> [The problem]: Every record that follows is to be copied exactly, with the pictures omitted.
===== Listed records =====
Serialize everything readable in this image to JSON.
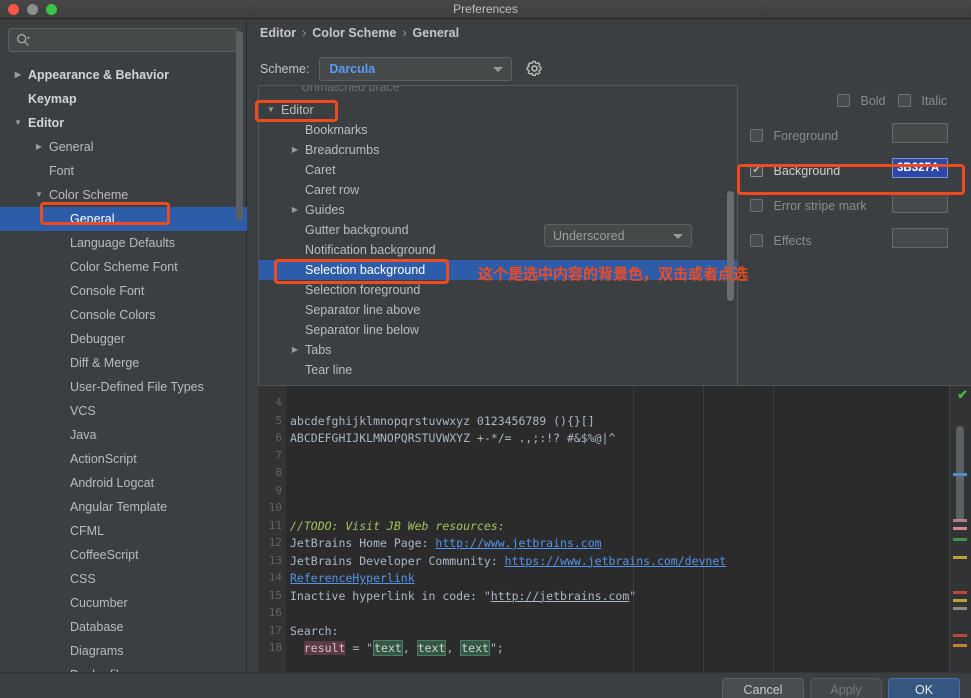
{
  "window": {
    "title": "Preferences",
    "traffic": [
      "close-button",
      "minimize-button",
      "zoom-button"
    ]
  },
  "sidebar": {
    "search": {
      "value": "",
      "placeholder": ""
    },
    "items": [
      {
        "label": "Appearance & Behavior",
        "indent": 0,
        "arrow": "collapsed",
        "bold": true,
        "selected": false
      },
      {
        "label": "Keymap",
        "indent": 0,
        "arrow": "none",
        "bold": true,
        "selected": false
      },
      {
        "label": "Editor",
        "indent": 0,
        "arrow": "expanded",
        "bold": true,
        "selected": false
      },
      {
        "label": "General",
        "indent": 1,
        "arrow": "collapsed",
        "bold": false,
        "selected": false
      },
      {
        "label": "Font",
        "indent": 1,
        "arrow": "none",
        "bold": false,
        "selected": false
      },
      {
        "label": "Color Scheme",
        "indent": 1,
        "arrow": "expanded",
        "bold": false,
        "selected": false
      },
      {
        "label": "General",
        "indent": 2,
        "arrow": "none",
        "bold": false,
        "selected": true
      },
      {
        "label": "Language Defaults",
        "indent": 2,
        "arrow": "none",
        "bold": false,
        "selected": false
      },
      {
        "label": "Color Scheme Font",
        "indent": 2,
        "arrow": "none",
        "bold": false,
        "selected": false
      },
      {
        "label": "Console Font",
        "indent": 2,
        "arrow": "none",
        "bold": false,
        "selected": false
      },
      {
        "label": "Console Colors",
        "indent": 2,
        "arrow": "none",
        "bold": false,
        "selected": false
      },
      {
        "label": "Debugger",
        "indent": 2,
        "arrow": "none",
        "bold": false,
        "selected": false
      },
      {
        "label": "Diff & Merge",
        "indent": 2,
        "arrow": "none",
        "bold": false,
        "selected": false
      },
      {
        "label": "User-Defined File Types",
        "indent": 2,
        "arrow": "none",
        "bold": false,
        "selected": false
      },
      {
        "label": "VCS",
        "indent": 2,
        "arrow": "none",
        "bold": false,
        "selected": false
      },
      {
        "label": "Java",
        "indent": 2,
        "arrow": "none",
        "bold": false,
        "selected": false
      },
      {
        "label": "ActionScript",
        "indent": 2,
        "arrow": "none",
        "bold": false,
        "selected": false
      },
      {
        "label": "Android Logcat",
        "indent": 2,
        "arrow": "none",
        "bold": false,
        "selected": false
      },
      {
        "label": "Angular Template",
        "indent": 2,
        "arrow": "none",
        "bold": false,
        "selected": false
      },
      {
        "label": "CFML",
        "indent": 2,
        "arrow": "none",
        "bold": false,
        "selected": false
      },
      {
        "label": "CoffeeScript",
        "indent": 2,
        "arrow": "none",
        "bold": false,
        "selected": false
      },
      {
        "label": "CSS",
        "indent": 2,
        "arrow": "none",
        "bold": false,
        "selected": false
      },
      {
        "label": "Cucumber",
        "indent": 2,
        "arrow": "none",
        "bold": false,
        "selected": false
      },
      {
        "label": "Database",
        "indent": 2,
        "arrow": "none",
        "bold": false,
        "selected": false
      },
      {
        "label": "Diagrams",
        "indent": 2,
        "arrow": "none",
        "bold": false,
        "selected": false
      },
      {
        "label": "Dockerfile",
        "indent": 2,
        "arrow": "none",
        "bold": false,
        "selected": false
      }
    ],
    "help_label": "?"
  },
  "header": {
    "breadcrumb": [
      "Editor",
      "Color Scheme",
      "General"
    ],
    "breadcrumb_sep": "›",
    "scheme_label": "Scheme:",
    "scheme_value": "Darcula"
  },
  "options": {
    "cut_off_row": "Unmatched brace",
    "rows": [
      {
        "label": "Editor",
        "indent": 0,
        "arrow": "expanded",
        "selected": false
      },
      {
        "label": "Bookmarks",
        "indent": 1,
        "arrow": "none",
        "selected": false
      },
      {
        "label": "Breadcrumbs",
        "indent": 1,
        "arrow": "collapsed",
        "selected": false
      },
      {
        "label": "Caret",
        "indent": 1,
        "arrow": "none",
        "selected": false
      },
      {
        "label": "Caret row",
        "indent": 1,
        "arrow": "none",
        "selected": false
      },
      {
        "label": "Guides",
        "indent": 1,
        "arrow": "collapsed",
        "selected": false
      },
      {
        "label": "Gutter background",
        "indent": 1,
        "arrow": "none",
        "selected": false
      },
      {
        "label": "Notification background",
        "indent": 1,
        "arrow": "none",
        "selected": false
      },
      {
        "label": "Selection background",
        "indent": 1,
        "arrow": "none",
        "selected": true
      },
      {
        "label": "Selection foreground",
        "indent": 1,
        "arrow": "none",
        "selected": false
      },
      {
        "label": "Separator line above",
        "indent": 1,
        "arrow": "none",
        "selected": false
      },
      {
        "label": "Separator line below",
        "indent": 1,
        "arrow": "none",
        "selected": false
      },
      {
        "label": "Tabs",
        "indent": 1,
        "arrow": "collapsed",
        "selected": false
      },
      {
        "label": "Tear line",
        "indent": 1,
        "arrow": "none",
        "selected": false
      }
    ]
  },
  "attributes": {
    "bold_label": "Bold",
    "bold_checked": false,
    "italic_label": "Italic",
    "italic_checked": false,
    "foreground_label": "Foreground",
    "foreground_checked": false,
    "foreground_color": "",
    "background_label": "Background",
    "background_checked": true,
    "background_color": "3B327A",
    "background_swatch_hex": "#2c47a8",
    "error_stripe_label": "Error stripe mark",
    "error_stripe_checked": false,
    "effects_label": "Effects",
    "effects_checked": false,
    "effects_type": "Underscored"
  },
  "annotation": {
    "note_text": "这个是选中内容的背景色，双击或者点选",
    "highlight_color": "#ef4b20"
  },
  "preview": {
    "lines": [
      {
        "num": "4",
        "type": "blank"
      },
      {
        "num": "5",
        "type": "plain",
        "text": "abcdefghijklmnopqrstuvwxyz 0123456789 (){}[]"
      },
      {
        "num": "6",
        "type": "plain",
        "text": "ABCDEFGHIJKLMNOPQRSTUVWXYZ +-*/= .,;:!? #&$%@|^"
      },
      {
        "num": "7",
        "type": "blank"
      },
      {
        "num": "8",
        "type": "blank"
      },
      {
        "num": "9",
        "type": "blank"
      },
      {
        "num": "10",
        "type": "blank"
      },
      {
        "num": "11",
        "type": "comment",
        "text": "//TODO: Visit JB Web resources:"
      },
      {
        "num": "12",
        "type": "link",
        "text": "JetBrains Home Page: ",
        "link": "http://www.jetbrains.com"
      },
      {
        "num": "13",
        "type": "link",
        "text": "JetBrains Developer Community: ",
        "link": "https://www.jetbrains.com/devnet"
      },
      {
        "num": "14",
        "type": "hyperlink",
        "text": "ReferenceHyperlink"
      },
      {
        "num": "15",
        "type": "inactive",
        "text": "Inactive hyperlink in code: \"",
        "link": "http://jetbrains.com",
        "tail": "\""
      },
      {
        "num": "16",
        "type": "blank"
      },
      {
        "num": "17",
        "type": "plain",
        "text": "Search:"
      },
      {
        "num": "18",
        "type": "search",
        "result": "result",
        "eq": " = \"",
        "t1": "text",
        "sep1": ", ",
        "t2": "text",
        "sep2": ", ",
        "t3": "text",
        "tail": "\";"
      }
    ]
  },
  "footer": {
    "cancel_label": "Cancel",
    "apply_label": "Apply",
    "ok_label": "OK"
  }
}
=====
> [Result for this task]:
Serialize everything readable in this image to JSON.
{
  "window": {
    "title": "Preferences",
    "traffic": [
      "close-button",
      "minimize-button",
      "zoom-button"
    ]
  },
  "sidebar": {
    "search": {
      "value": "",
      "placeholder": ""
    },
    "items": [
      {
        "label": "Appearance & Behavior",
        "indent": 0,
        "arrow": "collapsed",
        "bold": true,
        "selected": false
      },
      {
        "label": "Keymap",
        "indent": 0,
        "arrow": "none",
        "bold": true,
        "selected": false
      },
      {
        "label": "Editor",
        "indent": 0,
        "arrow": "expanded",
        "bold": true,
        "selected": false
      },
      {
        "label": "General",
        "indent": 1,
        "arrow": "collapsed",
        "bold": false,
        "selected": false
      },
      {
        "label": "Font",
        "indent": 1,
        "arrow": "none",
        "bold": false,
        "selected": false
      },
      {
        "label": "Color Scheme",
        "indent": 1,
        "arrow": "expanded",
        "bold": false,
        "selected": false
      },
      {
        "label": "General",
        "indent": 2,
        "arrow": "none",
        "bold": false,
        "selected": true
      },
      {
        "label": "Language Defaults",
        "indent": 2,
        "arrow": "none",
        "bold": false,
        "selected": false
      },
      {
        "label": "Color Scheme Font",
        "indent": 2,
        "arrow": "none",
        "bold": false,
        "selected": false
      },
      {
        "label": "Console Font",
        "indent": 2,
        "arrow": "none",
        "bold": false,
        "selected": false
      },
      {
        "label": "Console Colors",
        "indent": 2,
        "arrow": "none",
        "bold": false,
        "selected": false
      },
      {
        "label": "Debugger",
        "indent": 2,
        "arrow": "none",
        "bold": false,
        "selected": false
      },
      {
        "label": "Diff & Merge",
        "indent": 2,
        "arrow": "none",
        "bold": false,
        "selected": false
      },
      {
        "label": "User-Defined File Types",
        "indent": 2,
        "arrow": "none",
        "bold": false,
        "selected": false
      },
      {
        "label": "VCS",
        "indent": 2,
        "arrow": "none",
        "bold": false,
        "selected": false
      },
      {
        "label": "Java",
        "indent": 2,
        "arrow": "none",
        "bold": false,
        "selected": false
      },
      {
        "label": "ActionScript",
        "indent": 2,
        "arrow": "none",
        "bold": false,
        "selected": false
      },
      {
        "label": "Android Logcat",
        "indent": 2,
        "arrow": "none",
        "bold": false,
        "selected": false
      },
      {
        "label": "Angular Template",
        "indent": 2,
        "arrow": "none",
        "bold": false,
        "selected": false
      },
      {
        "label": "CFML",
        "indent": 2,
        "arrow": "none",
        "bold": false,
        "selected": false
      },
      {
        "label": "CoffeeScript",
        "indent": 2,
        "arrow": "none",
        "bold": false,
        "selected": false
      },
      {
        "label": "CSS",
        "indent": 2,
        "arrow": "none",
        "bold": false,
        "selected": false
      },
      {
        "label": "Cucumber",
        "indent": 2,
        "arrow": "none",
        "bold": false,
        "selected": false
      },
      {
        "label": "Database",
        "indent": 2,
        "arrow": "none",
        "bold": false,
        "selected": false
      },
      {
        "label": "Diagrams",
        "indent": 2,
        "arrow": "none",
        "bold": false,
        "selected": false
      },
      {
        "label": "Dockerfile",
        "indent": 2,
        "arrow": "none",
        "bold": false,
        "selected": false
      }
    ],
    "help_label": "?"
  },
  "header": {
    "breadcrumb": [
      "Editor",
      "Color Scheme",
      "General"
    ],
    "breadcrumb_sep": "›",
    "scheme_label": "Scheme:",
    "scheme_value": "Darcula"
  },
  "options": {
    "cut_off_row": "Unmatched brace",
    "rows": [
      {
        "label": "Editor",
        "indent": 0,
        "arrow": "expanded",
        "selected": false
      },
      {
        "label": "Bookmarks",
        "indent": 1,
        "arrow": "none",
        "selected": false
      },
      {
        "label": "Breadcrumbs",
        "indent": 1,
        "arrow": "collapsed",
        "selected": false
      },
      {
        "label": "Caret",
        "indent": 1,
        "arrow": "none",
        "selected": false
      },
      {
        "label": "Caret row",
        "indent": 1,
        "arrow": "none",
        "selected": false
      },
      {
        "label": "Guides",
        "indent": 1,
        "arrow": "collapsed",
        "selected": false
      },
      {
        "label": "Gutter background",
        "indent": 1,
        "arrow": "none",
        "selected": false
      },
      {
        "label": "Notification background",
        "indent": 1,
        "arrow": "none",
        "selected": false
      },
      {
        "label": "Selection background",
        "indent": 1,
        "arrow": "none",
        "selected": true
      },
      {
        "label": "Selection foreground",
        "indent": 1,
        "arrow": "none",
        "selected": false
      },
      {
        "label": "Separator line above",
        "indent": 1,
        "arrow": "none",
        "selected": false
      },
      {
        "label": "Separator line below",
        "indent": 1,
        "arrow": "none",
        "selected": false
      },
      {
        "label": "Tabs",
        "indent": 1,
        "arrow": "collapsed",
        "selected": false
      },
      {
        "label": "Tear line",
        "indent": 1,
        "arrow": "none",
        "selected": false
      }
    ]
  },
  "attributes": {
    "bold_label": "Bold",
    "bold_checked": false,
    "italic_label": "Italic",
    "italic_checked": false,
    "foreground_label": "Foreground",
    "foreground_checked": false,
    "foreground_color": "",
    "background_label": "Background",
    "background_checked": true,
    "background_color": "3B327A",
    "background_swatch_hex": "#2c47a8",
    "error_stripe_label": "Error stripe mark",
    "error_stripe_checked": false,
    "effects_label": "Effects",
    "effects_checked": false,
    "effects_type": "Underscored"
  },
  "annotation": {
    "note_text": "这个是选中内容的背景色，双击或者点选",
    "highlight_color": "#ef4b20"
  },
  "preview": {
    "lines": [
      {
        "num": "4",
        "type": "blank"
      },
      {
        "num": "5",
        "type": "plain",
        "text": "abcdefghijklmnopqrstuvwxyz 0123456789 (){}[]"
      },
      {
        "num": "6",
        "type": "plain",
        "text": "ABCDEFGHIJKLMNOPQRSTUVWXYZ +-*/= .,;:!? #&$%@|^"
      },
      {
        "num": "7",
        "type": "blank"
      },
      {
        "num": "8",
        "type": "blank"
      },
      {
        "num": "9",
        "type": "blank"
      },
      {
        "num": "10",
        "type": "blank"
      },
      {
        "num": "11",
        "type": "comment",
        "text": "//TODO: Visit JB Web resources:"
      },
      {
        "num": "12",
        "type": "link",
        "text": "JetBrains Home Page: ",
        "link": "http://www.jetbrains.com"
      },
      {
        "num": "13",
        "type": "link",
        "text": "JetBrains Developer Community: ",
        "link": "https://www.jetbrains.com/devnet"
      },
      {
        "num": "14",
        "type": "hyperlink",
        "text": "ReferenceHyperlink"
      },
      {
        "num": "15",
        "type": "inactive",
        "text": "Inactive hyperlink in code: \"",
        "link": "http://jetbrains.com",
        "tail": "\""
      },
      {
        "num": "16",
        "type": "blank"
      },
      {
        "num": "17",
        "type": "plain",
        "text": "Search:"
      },
      {
        "num": "18",
        "type": "search",
        "result": "result",
        "eq": " = \"",
        "t1": "text",
        "sep1": ", ",
        "t2": "text",
        "sep2": ", ",
        "t3": "text",
        "tail": "\";"
      }
    ]
  },
  "footer": {
    "cancel_label": "Cancel",
    "apply_label": "Apply",
    "ok_label": "OK"
  }
}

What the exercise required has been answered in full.